Unger Uneasy About Decimals: Will Traders Flout Rules and Regs in Penny Trading?

By Gregory Bresiger

A key regulator says decimals are a mixed blessing for the stock exchanges.

Spreads have been declining so decimals have been a good deal for the individual investor, but their effect on market structure, especially in sub-penny trading - less than a penny - could trigger problems.

That was the assessment of Laura Unger, the acting chairwoman of the Securities and Exchange Commission. Her comments came in a recent speech to the Exchequer Club in Washington, D.C.

She said that the possibility of trading in sub-pennies on a market wide basis raises several difficult issues.

Undermine Rules

"In particular, decimalization may undermine Commission and SRO rules that are dependent on trading quote price changes. If the market is constantly changing as a result of sub-penny trading, priority rules that determine which orders are filled first, rules governing short sales, and rules protecting customer limit orders could be greatly affected," she said.

An example of a potential problem would be the customer limit order rules. On the one hand, specialists and market makers are required to yield to customer orders at a given price. On the other hand, they are allowed to step ahead to trade at a better price than the limit order.

At a penny or less, market makers and specialists can easily profit by trading ahead, making money from their knowledge of limit order flow. However, Unger warns that this kind of trading behavior could have "a domino effect." This could cause public traders to change their trading behavior and strategies in an effort to avoid having their trades executed in pennies.

Step in Front

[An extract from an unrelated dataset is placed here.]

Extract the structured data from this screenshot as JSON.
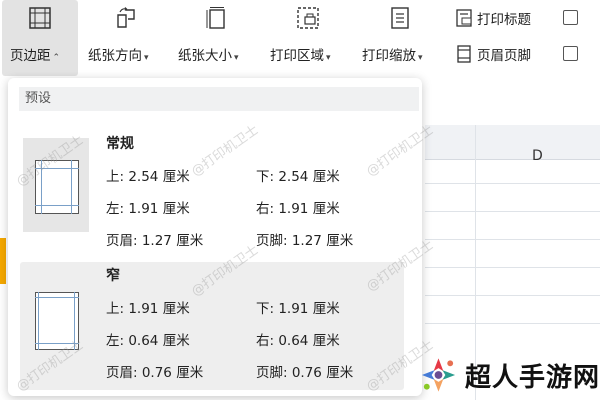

"More specifically, rather than have their orders stepped in front of by a penny or less, public traders might begin to break their orders up into smaller sizes; they might direct their orders to several different trading venues; or they might have a floor trader quietly work larger-sized orders rather than display such orders," according to Unger. "The result could be increased transaction costs and reduced market liquidity." She noted that when the SEC considered decimals it was based on the idea that trading would be carried out in nickels and dimes, not pennies and less.

"The Commission," she said, "is very concerned about the potential impact sub- penny pricing could have on the efficiency and integrity of the U.S. markets."

Unger's suggestion is that market participants can take a hand in solving the potential problem by deciding on a common minimum price increment. Besides the SEC producing a concept release on the subject, she predicted that the exchanges and Nasdaq would each produce a report this fall.

Pitt's Priorities

Harvey Pitt, the chairman designate of the SEC, also agrees that trading in decimals and sub-pennies should be examined. At his recent Congressional confirmation hearings, he called for "a fact-finding review" by the SEC on the impact of trading stocks in decimals.

Pitt also indicated that he has some of the same questions about Regulation Fair Disclosure (FD) that have been raised by Commissioner Laura Unger. Several securities industry groups have complained that the FD rule is inhibiting the free flow of financial information to analysts and others.

Regulation FD prohibits public companies from selectively disclosing material information.

Advocates of the rule have contended that, prior to its enactment, groups of favored analysts were unfairly allowed to obtain advantages for their firms. But critics contend that material disclosure of information all at once is leading some firms to put a lid on information that was once disclosed. That is the opposite of what FD supporters want, the critics add.